In an article published in the Journal of Science and Medicine in Sport in 2018, a team from the University of Essex looked at both the physiological and perceptual demands of running on a curved, non-motorized treadmill vs. running on a normal, motorized one. After determining their VO2max and Vmax values and allowing them to get familiar with running on a curved treadmill, 13 trained male runners were required to run for four minutes at five progressively higher velocities (40- 80% of their personal Vmax values). Each set of five runs were completed on both a curve, non-motorized treadmill and a normal, motorized one during two separate lab visits in randomized order.

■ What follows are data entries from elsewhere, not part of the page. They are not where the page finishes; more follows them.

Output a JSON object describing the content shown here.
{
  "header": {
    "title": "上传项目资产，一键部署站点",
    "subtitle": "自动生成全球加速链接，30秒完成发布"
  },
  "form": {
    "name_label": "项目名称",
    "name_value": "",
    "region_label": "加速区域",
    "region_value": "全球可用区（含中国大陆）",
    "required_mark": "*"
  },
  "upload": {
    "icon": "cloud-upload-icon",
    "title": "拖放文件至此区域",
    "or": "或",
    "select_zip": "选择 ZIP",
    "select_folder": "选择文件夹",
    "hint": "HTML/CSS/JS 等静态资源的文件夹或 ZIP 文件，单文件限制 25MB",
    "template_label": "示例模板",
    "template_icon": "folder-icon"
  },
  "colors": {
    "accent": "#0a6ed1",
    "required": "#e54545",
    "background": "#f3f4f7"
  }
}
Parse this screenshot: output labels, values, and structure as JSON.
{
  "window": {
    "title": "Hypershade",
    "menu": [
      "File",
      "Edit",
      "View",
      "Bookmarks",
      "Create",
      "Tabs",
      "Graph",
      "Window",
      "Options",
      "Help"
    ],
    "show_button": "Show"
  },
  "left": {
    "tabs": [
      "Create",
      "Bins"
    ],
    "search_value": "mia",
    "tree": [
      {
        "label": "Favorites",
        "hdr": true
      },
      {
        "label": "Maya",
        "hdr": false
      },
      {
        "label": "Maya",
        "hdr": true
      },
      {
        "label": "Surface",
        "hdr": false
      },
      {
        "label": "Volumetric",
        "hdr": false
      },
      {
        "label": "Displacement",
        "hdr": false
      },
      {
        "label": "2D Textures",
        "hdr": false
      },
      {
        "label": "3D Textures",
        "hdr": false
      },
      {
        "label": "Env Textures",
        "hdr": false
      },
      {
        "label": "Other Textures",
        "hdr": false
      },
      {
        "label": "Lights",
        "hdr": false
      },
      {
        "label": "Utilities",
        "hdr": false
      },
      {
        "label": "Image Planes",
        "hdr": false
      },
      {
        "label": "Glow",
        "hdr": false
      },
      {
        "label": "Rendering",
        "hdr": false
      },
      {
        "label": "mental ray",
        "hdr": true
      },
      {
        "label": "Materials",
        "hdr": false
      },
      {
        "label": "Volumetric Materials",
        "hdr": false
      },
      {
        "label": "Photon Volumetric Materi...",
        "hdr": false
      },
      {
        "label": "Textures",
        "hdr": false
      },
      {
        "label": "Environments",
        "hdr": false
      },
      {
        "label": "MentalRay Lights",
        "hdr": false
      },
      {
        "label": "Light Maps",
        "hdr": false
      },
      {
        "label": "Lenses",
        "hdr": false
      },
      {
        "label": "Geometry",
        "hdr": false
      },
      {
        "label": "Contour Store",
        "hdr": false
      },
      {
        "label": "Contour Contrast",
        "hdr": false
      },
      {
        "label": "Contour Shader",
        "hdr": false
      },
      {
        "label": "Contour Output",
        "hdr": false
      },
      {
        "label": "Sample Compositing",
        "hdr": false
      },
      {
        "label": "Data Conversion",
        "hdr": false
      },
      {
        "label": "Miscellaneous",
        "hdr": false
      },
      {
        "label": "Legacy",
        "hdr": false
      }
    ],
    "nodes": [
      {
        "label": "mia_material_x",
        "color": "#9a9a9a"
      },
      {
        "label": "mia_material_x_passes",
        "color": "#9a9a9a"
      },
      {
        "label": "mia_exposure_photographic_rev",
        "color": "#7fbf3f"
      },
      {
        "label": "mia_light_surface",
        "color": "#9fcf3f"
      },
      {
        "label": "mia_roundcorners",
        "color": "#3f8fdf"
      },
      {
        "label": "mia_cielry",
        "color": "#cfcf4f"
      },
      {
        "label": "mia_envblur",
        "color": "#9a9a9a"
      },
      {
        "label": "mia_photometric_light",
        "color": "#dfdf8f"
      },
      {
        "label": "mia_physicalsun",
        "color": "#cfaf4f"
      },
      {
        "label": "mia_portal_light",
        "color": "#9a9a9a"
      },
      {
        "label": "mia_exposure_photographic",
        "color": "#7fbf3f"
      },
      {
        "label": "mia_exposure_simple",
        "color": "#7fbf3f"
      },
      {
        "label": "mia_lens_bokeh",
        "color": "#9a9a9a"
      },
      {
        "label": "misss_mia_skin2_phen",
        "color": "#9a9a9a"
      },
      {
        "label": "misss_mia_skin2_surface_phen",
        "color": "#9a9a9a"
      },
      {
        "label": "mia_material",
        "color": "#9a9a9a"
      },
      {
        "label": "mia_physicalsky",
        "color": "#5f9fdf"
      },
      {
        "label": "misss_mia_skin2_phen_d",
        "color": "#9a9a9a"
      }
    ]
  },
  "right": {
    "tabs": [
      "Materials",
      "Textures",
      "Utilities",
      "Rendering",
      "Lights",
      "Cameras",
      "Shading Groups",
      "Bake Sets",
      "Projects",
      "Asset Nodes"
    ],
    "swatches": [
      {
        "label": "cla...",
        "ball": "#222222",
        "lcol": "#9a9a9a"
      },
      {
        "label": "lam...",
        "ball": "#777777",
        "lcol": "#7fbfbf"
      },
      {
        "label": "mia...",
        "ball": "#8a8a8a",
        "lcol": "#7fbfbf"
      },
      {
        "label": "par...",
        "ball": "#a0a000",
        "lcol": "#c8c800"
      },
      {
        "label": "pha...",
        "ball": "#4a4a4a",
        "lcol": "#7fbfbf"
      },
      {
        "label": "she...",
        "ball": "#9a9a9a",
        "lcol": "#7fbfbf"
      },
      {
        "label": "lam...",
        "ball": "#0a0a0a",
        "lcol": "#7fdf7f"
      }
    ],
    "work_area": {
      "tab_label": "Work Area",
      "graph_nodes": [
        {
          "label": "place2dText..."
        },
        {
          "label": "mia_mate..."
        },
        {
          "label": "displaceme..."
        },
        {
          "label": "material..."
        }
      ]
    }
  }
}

And the results? On average, running on a curved, non-motorized treadmill resulted in a 32% higher oxygen uptake. Running on the curved, non-motorized treadmill furthermore resulted in a 16% higher heart rate and a 27% higher rate of perceived exertion when compared to running on a motorized treadmill. In fact, out of the 13 study participants, none were able to complete a four-minute run at 80% of Vmax.
In closing, the research team concluded that “running on the cNMT [curved, non-motorized treadmill] has higher physiological and perceptual demands”.
2. Curve treadmills and energy expenditure
Is it, therefore, safe to assume that training on a curve treadmill also burns more energy? In his master’s thesis, Nicholas Robertson from Eastern Washington University looked at exactly this question. After a brief warm-up, each of his 12 study participants completed a 10-minute walk at 3 mph on both a curved and motorized treadmill and in randomized order. Robertson found that, on average, energy expenditure was 44% higher for participants walking on the curve treadmill when compared to the motorized one.
As a side-note, Robertson’s findings also confirmed that of the study mentioned above, in that average heart rate of participants in his study was 22% higher when walking on the curve treadmill when compared to a normal, motorized one.
So which treadmill is best?
So does this mean that you should trade in your motorized treadmill for a curve one? Not necessarily. Patrick Schoenmakers, one of the authors of the 2018 study mentioned above, considers outdoor running, running on a curved treadmill and running on a motorized treadmill to be interchangeable. And, as such, he advises runners to use whichever method works for them at any given time.
So if it’s summer and the outdoors beckon, head outside to run. And if icy sidewalks and trails force you to take your running indoors during wintertime, then do so. But don’t give the curved treadmill a skip just because it’s hard work. In the end, it may be just what you need to amp up those indoor workouts for better-than-expected results.
- Yes, you are working harder on a curved treadmill. Scientists proved it., Online publication ,
- The physiological and perceptual demands of running on a curved non-motorised treadmill: Implications for self-paced training, Scientific journal ,
- What Are Manual, Curve, and Anti-Gravity Treadmills?, Online publication ,
- Comparing Calorie Expenditure and Rating of Perceived Exertion between the Curve and a Motorized Treadmill, Masters thesis ,
- How to Fix a Muscle Imbalance in the LegsRunning is a wonderful full-body strengthening exercise. However, oftentimes some muscles get left out of the party while...
- Couch To 5K: 8 Week Couch To 5K Training PlanAre you interested in running a 5k for the first time or for the first time in a long time? We are excited for you and th...
- The Most Effective Protein Shake Routine For RunnersCarbs often get all of the hype when running, but protein plays a big part in your performance. Carbs are great because t...
- 5 Ways to Decrease Your Plantar Fascia PainRunners hate experiencing aches and pains that sideline them from running. If you have not yet experienced this for yours...